The Drought Response Information Project (DRIP) placed the Grand Valley under Stage I Drought status in June of 2012. Our community was asked to voluntarily reduce their water usage during a time that snowpack measurements, river flows, reservoir levels and precipitation remained at a record low. In 2013, most communities across the State of Colorado were placed under some level of drought status – meaning voluntary and mandatory water restrictions. Water providers patiently awaited the unknown as our State was faced with severe drought conditions, destructive wildfires and just recently the devastating floods.
DRIP is a collaboration of the four Grand Valley water utilities; City of Grand Junction, Clifton Water District, Town of Palisade and Ute Water Conservancy District. DRIP was established following the “Drought of 2002” in an effort to actively respond and educate our local community on drought conditions from year-to-year. This year, DRIP launched the trendy “Join the Flock” water conservation campaign which was based on “Flo the Pink Flamingo”. Hundreds of free pink flamingos were handed out at local events as our community embraced outdoor water conservation through the use of social media. Participants became water conservation ambassadors, within their own neighborhoods, as they displayed Flo the Flamingo and yard signs in their water saving landscapes.
There are two stages of drought identified in the Grand Valley’s Drought Response Plan. Each of the two stages are initiated through different triggers such as snowpack levels, flows in the Colorado River, compact calls or reservoir levels which supply the Grand Valley with municipal water. Stage I Drought status is a voluntary effort made by consumers to reduce their water usage. Stage II Drought status enforces mandatory water restrictions which are enforced by aggressive drought water rates. The Grand Valley has never experienced Stage II Drought status.
As a result of our current conditions, DRIP is relaxing Stage I Drought status in the Grand Valley. Representatives of the local water providers encourage their consumers to continue their water conservation efforts. These efforts should maintain the new normal in our water using habits.
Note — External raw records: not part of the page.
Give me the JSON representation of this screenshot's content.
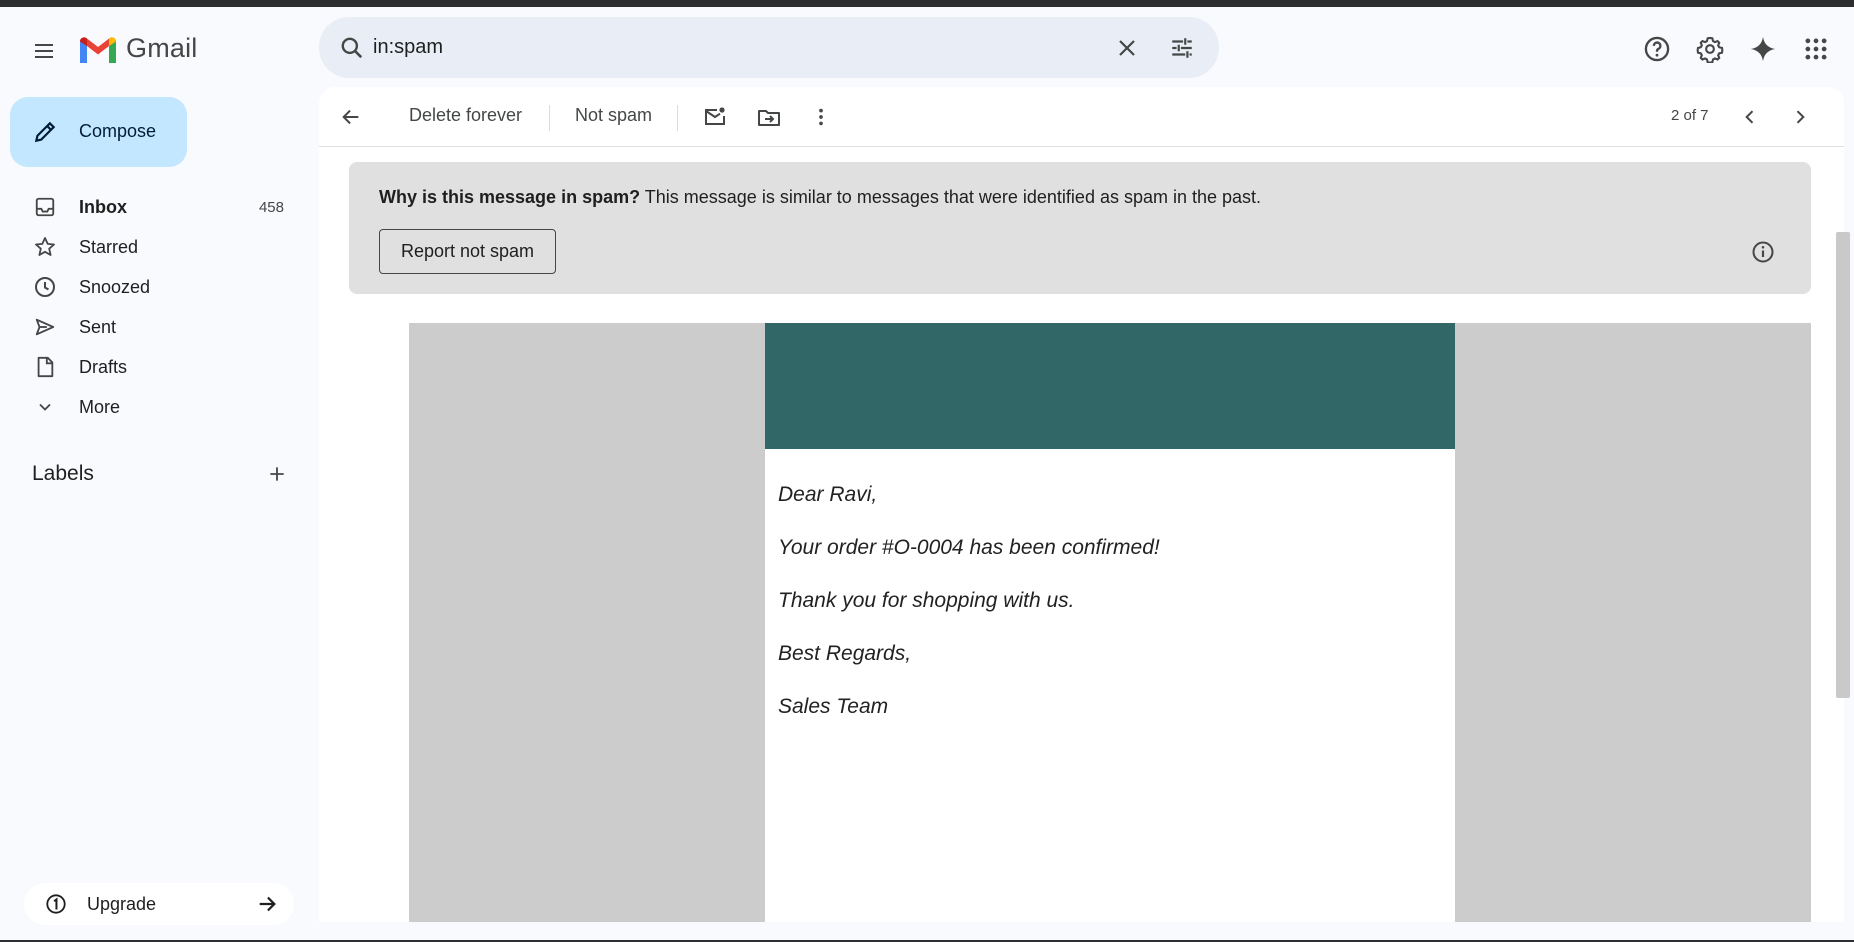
{
  "app": {
    "name": "Gmail"
  },
  "search": {
    "value": "in:spam"
  },
  "compose": {
    "label": "Compose"
  },
  "sidebar": {
    "items": [
      {
        "label": "Inbox",
        "count": "458",
        "icon": "inbox-icon"
      },
      {
        "label": "Starred",
        "icon": "star-icon"
      },
      {
        "label": "Snoozed",
        "icon": "clock-icon"
      },
      {
        "label": "Sent",
        "icon": "send-icon"
      },
      {
        "label": "Drafts",
        "icon": "draft-icon"
      },
      {
        "label": "More",
        "icon": "chevron-down-icon"
      }
    ],
    "labels_title": "Labels",
    "upgrade_label": "Upgrade"
  },
  "toolbar": {
    "delete_label": "Delete forever",
    "not_spam_label": "Not spam",
    "pager": "2 of 7"
  },
  "spam_banner": {
    "title": "Why is this message in spam?",
    "text": " This message is similar to messages that were identified as spam in the past.",
    "report_button": "Report not spam"
  },
  "email": {
    "header_color": "#326767",
    "lines": [
      "Dear Ravi,",
      "Your order #O-0004 has been confirmed!",
      "Thank you for shopping with us.",
      "Best Regards,",
      "Sales Team"
    ]
  },
  "colors": {
    "compose_bg": "#c2e7ff",
    "search_bg": "#e9eef6",
    "banner_bg": "#e0e0e0"
  }
}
The Grand Valley is a semiarid climate with many of the residential and commercial landscapes being non-native to our environment. There is no clear forecast on what our water season will look like in 2014. -Submitted by Joseph R. Burtard